### [GOAL OF THE EXERCISE]
Reproduce each record below in full, word for word, without images.
── MATERIAL FOR THIS TASK
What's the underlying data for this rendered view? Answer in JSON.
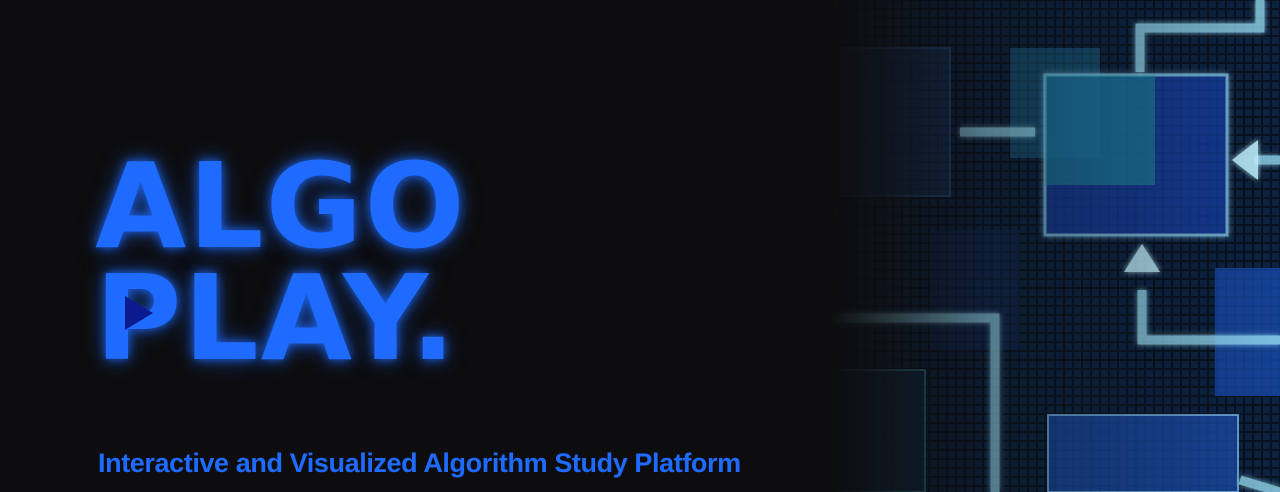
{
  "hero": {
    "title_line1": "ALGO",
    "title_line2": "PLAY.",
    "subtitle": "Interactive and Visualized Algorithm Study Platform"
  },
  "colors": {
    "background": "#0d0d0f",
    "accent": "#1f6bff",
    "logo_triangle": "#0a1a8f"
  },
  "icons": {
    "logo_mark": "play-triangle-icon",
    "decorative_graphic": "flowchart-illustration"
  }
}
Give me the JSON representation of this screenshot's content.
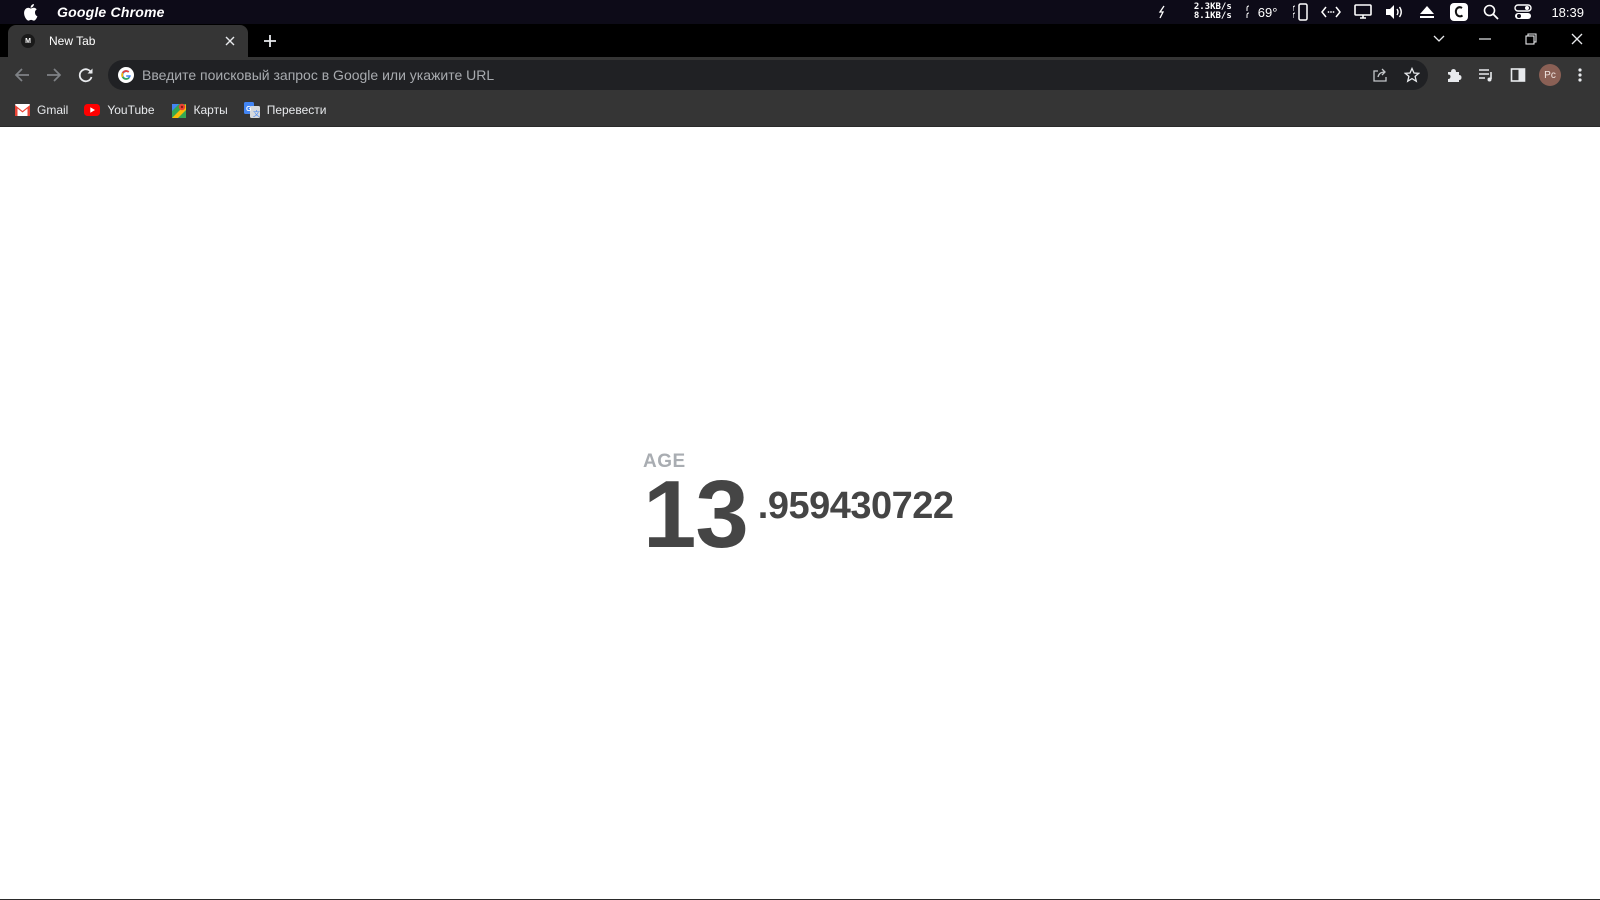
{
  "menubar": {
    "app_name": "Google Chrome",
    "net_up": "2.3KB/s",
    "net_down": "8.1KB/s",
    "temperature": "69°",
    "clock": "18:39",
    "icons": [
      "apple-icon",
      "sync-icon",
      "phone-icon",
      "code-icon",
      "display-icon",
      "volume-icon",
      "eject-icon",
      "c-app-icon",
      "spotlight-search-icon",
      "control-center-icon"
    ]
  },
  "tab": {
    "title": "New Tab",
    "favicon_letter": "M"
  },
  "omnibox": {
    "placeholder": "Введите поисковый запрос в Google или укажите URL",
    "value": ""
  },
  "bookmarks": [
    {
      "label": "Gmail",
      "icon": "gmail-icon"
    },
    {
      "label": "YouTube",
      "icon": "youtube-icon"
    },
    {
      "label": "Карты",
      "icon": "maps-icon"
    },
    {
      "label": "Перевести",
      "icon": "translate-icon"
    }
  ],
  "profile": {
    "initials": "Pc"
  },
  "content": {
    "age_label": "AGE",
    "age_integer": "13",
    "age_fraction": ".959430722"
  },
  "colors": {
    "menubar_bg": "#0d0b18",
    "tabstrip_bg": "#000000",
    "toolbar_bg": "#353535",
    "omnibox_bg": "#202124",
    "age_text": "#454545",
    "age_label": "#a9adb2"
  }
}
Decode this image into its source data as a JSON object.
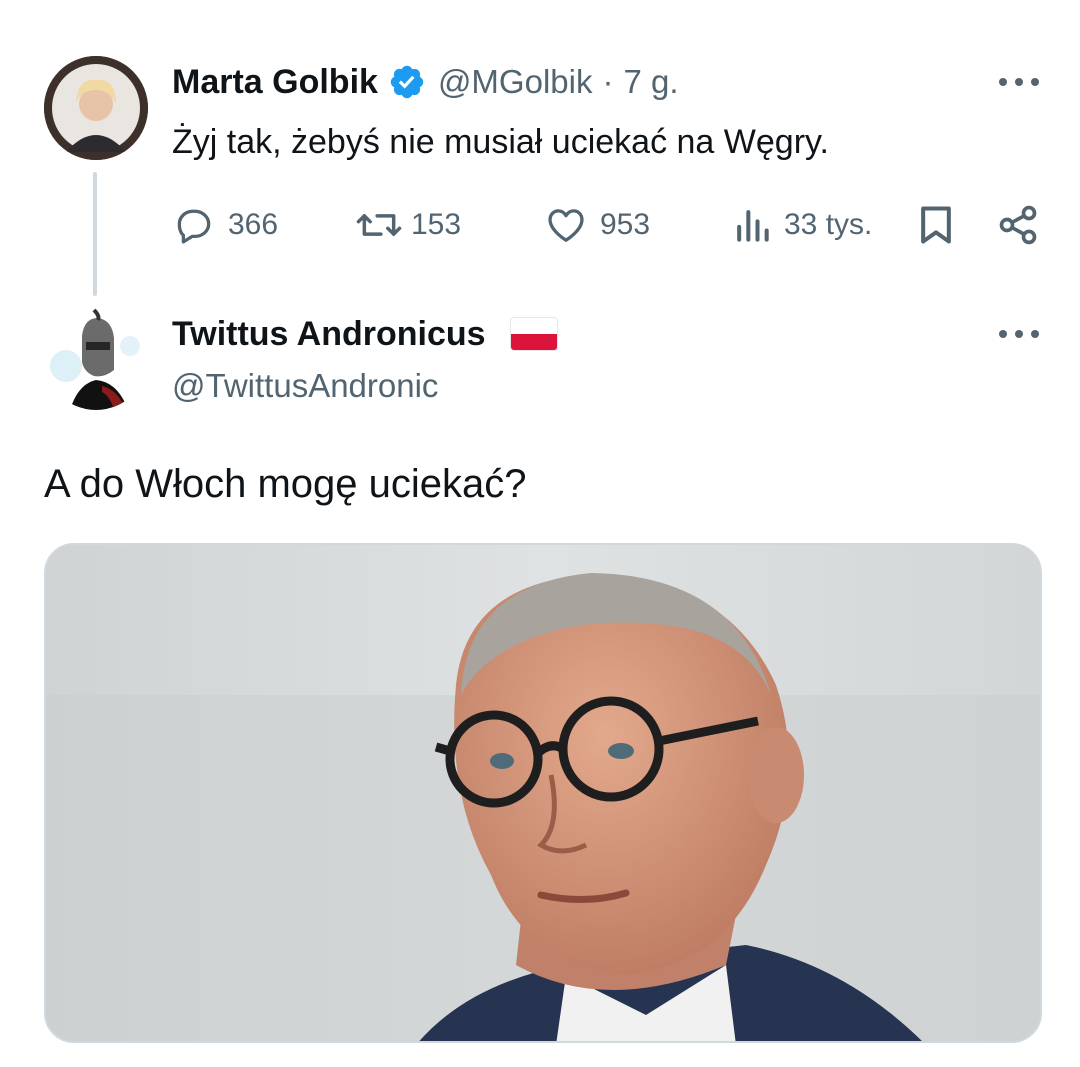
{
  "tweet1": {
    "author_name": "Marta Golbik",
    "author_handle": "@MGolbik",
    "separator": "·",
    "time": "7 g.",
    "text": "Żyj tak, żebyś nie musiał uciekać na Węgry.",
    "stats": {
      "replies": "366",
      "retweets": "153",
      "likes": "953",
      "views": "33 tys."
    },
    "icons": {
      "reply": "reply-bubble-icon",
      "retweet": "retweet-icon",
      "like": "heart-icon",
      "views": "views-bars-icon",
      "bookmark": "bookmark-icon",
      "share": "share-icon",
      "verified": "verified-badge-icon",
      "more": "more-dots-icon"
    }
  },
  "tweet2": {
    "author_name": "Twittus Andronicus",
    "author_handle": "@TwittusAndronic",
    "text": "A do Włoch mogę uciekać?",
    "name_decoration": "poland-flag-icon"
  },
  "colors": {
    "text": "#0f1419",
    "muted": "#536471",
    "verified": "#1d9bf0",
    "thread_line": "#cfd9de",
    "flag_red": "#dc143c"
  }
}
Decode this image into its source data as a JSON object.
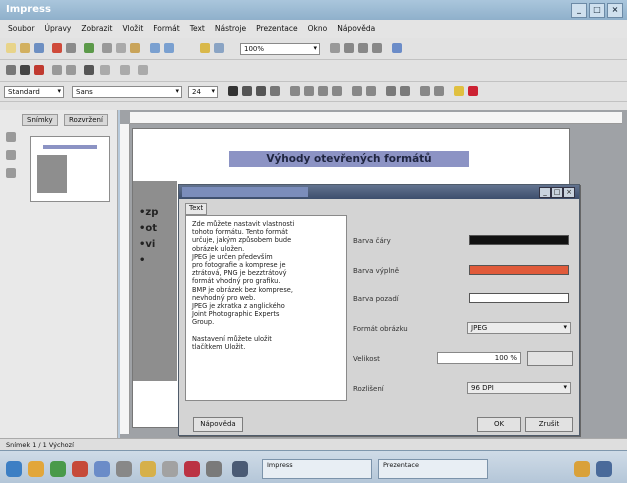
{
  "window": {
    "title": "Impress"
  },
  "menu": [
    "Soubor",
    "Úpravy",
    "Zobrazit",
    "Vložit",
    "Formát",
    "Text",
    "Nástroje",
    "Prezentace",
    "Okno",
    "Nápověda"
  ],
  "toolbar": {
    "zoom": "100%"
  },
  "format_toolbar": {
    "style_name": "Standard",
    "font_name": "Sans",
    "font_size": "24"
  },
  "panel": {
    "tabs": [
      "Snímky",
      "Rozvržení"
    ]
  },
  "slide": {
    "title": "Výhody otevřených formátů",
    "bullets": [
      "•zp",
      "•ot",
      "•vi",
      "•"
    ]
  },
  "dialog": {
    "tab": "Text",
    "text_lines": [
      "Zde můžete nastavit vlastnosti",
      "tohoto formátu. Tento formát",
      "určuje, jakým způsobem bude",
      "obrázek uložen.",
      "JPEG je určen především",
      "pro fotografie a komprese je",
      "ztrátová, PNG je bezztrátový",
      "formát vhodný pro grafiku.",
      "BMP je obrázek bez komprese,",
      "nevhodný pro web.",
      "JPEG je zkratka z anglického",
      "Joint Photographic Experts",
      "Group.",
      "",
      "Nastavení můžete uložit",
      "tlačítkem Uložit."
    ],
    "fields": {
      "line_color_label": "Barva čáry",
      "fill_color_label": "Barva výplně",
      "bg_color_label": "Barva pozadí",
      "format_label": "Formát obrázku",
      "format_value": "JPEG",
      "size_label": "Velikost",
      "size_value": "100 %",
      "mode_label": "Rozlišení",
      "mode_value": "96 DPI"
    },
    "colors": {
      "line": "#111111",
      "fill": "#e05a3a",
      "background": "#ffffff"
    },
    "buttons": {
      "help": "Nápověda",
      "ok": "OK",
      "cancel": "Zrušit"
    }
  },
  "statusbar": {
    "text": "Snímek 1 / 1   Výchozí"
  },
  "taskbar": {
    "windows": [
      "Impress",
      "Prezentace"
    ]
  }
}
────
### [FINAL ANSWER]
What's the underlying data for this rendered view? Answer in JSON.
{
  "hero": {
    "title_line1": "ALGO",
    "title_line2": "PLAY.",
    "subtitle": "Interactive and Visualized Algorithm Study Platform"
  },
  "colors": {
    "background": "#0d0d0f",
    "accent": "#1f6bff",
    "logo_triangle": "#0a1a8f"
  },
  "icons": {
    "logo_mark": "play-triangle-icon",
    "decorative_graphic": "flowchart-illustration"
  }
}
Give me the JSON representation of this screenshot's content.
{
  "menubar": {
    "app_name": "Google Chrome",
    "net_up": "2.3KB/s",
    "net_down": "8.1KB/s",
    "temperature": "69°",
    "clock": "18:39",
    "icons": [
      "apple-icon",
      "sync-icon",
      "phone-icon",
      "code-icon",
      "display-icon",
      "volume-icon",
      "eject-icon",
      "c-app-icon",
      "spotlight-search-icon",
      "control-center-icon"
    ]
  },
  "tab": {
    "title": "New Tab",
    "favicon_letter": "M"
  },
  "omnibox": {
    "placeholder": "Введите поисковый запрос в Google или укажите URL",
    "value": ""
  },
  "bookmarks": [
    {
      "label": "Gmail",
      "icon": "gmail-icon"
    },
    {
      "label": "YouTube",
      "icon": "youtube-icon"
    },
    {
      "label": "Карты",
      "icon": "maps-icon"
    },
    {
      "label": "Перевести",
      "icon": "translate-icon"
    }
  ],
  "profile": {
    "initials": "Pc"
  },
  "content": {
    "age_label": "AGE",
    "age_integer": "13",
    "age_fraction": ".959430722"
  },
  "colors": {
    "menubar_bg": "#0d0b18",
    "tabstrip_bg": "#000000",
    "toolbar_bg": "#353535",
    "omnibox_bg": "#202124",
    "age_text": "#454545",
    "age_label": "#a9adb2"
  }
}
Decode this image into its source data as a JSON object.
{
  "tweet1": {
    "author_name": "Marta Golbik",
    "author_handle": "@MGolbik",
    "separator": "·",
    "time": "7 g.",
    "text": "Żyj tak, żebyś nie musiał uciekać na Węgry.",
    "stats": {
      "replies": "366",
      "retweets": "153",
      "likes": "953",
      "views": "33 tys."
    },
    "icons": {
      "reply": "reply-bubble-icon",
      "retweet": "retweet-icon",
      "like": "heart-icon",
      "views": "views-bars-icon",
      "bookmark": "bookmark-icon",
      "share": "share-icon",
      "verified": "verified-badge-icon",
      "more": "more-dots-icon"
    }
  },
  "tweet2": {
    "author_name": "Twittus Andronicus",
    "author_handle": "@TwittusAndronic",
    "text": "A do Włoch mogę uciekać?",
    "name_decoration": "poland-flag-icon"
  },
  "colors": {
    "text": "#0f1419",
    "muted": "#536471",
    "verified": "#1d9bf0",
    "thread_line": "#cfd9de",
    "flag_red": "#dc143c"
  }
}
Decode this image into its source data as a JSON object.
{
  "window": {
    "title": "Impress"
  },
  "menu": [
    "Soubor",
    "Úpravy",
    "Zobrazit",
    "Vložit",
    "Formát",
    "Text",
    "Nástroje",
    "Prezentace",
    "Okno",
    "Nápověda"
  ],
  "toolbar": {
    "zoom": "100%"
  },
  "format_toolbar": {
    "style_name": "Standard",
    "font_name": "Sans",
    "font_size": "24"
  },
  "panel": {
    "tabs": [
      "Snímky",
      "Rozvržení"
    ]
  },
  "slide": {
    "title": "Výhody otevřených formátů",
    "bullets": [
      "•zp",
      "•ot",
      "•vi",
      "•"
    ]
  },
  "dialog": {
    "tab": "Text",
    "text_lines": [
      "Zde můžete nastavit vlastnosti",
      "tohoto formátu. Tento formát",
      "určuje, jakým způsobem bude",
      "obrázek uložen.",
      "JPEG je určen především",
      "pro fotografie a komprese je",
      "ztrátová, PNG je bezztrátový",
      "formát vhodný pro grafiku.",
      "BMP je obrázek bez komprese,",
      "nevhodný pro web.",
      "JPEG je zkratka z anglického",
      "Joint Photographic Experts",
      "Group.",
      "",
      "Nastavení můžete uložit",
      "tlačítkem Uložit."
    ],
    "fields": {
      "line_color_label": "Barva čáry",
      "fill_color_label": "Barva výplně",
      "bg_color_label": "Barva pozadí",
      "format_label": "Formát obrázku",
      "format_value": "JPEG",
      "size_label": "Velikost",
      "size_value": "100 %",
      "mode_label": "Rozlišení",
      "mode_value": "96 DPI"
    },
    "colors": {
      "line": "#111111",
      "fill": "#e05a3a",
      "background": "#ffffff"
    },
    "buttons": {
      "help": "Nápověda",
      "ok": "OK",
      "cancel": "Zrušit"
    }
  },
  "statusbar": {
    "text": "Snímek 1 / 1   Výchozí"
  },
  "taskbar": {
    "windows": [
      "Impress",
      "Prezentace"
    ]
  }
}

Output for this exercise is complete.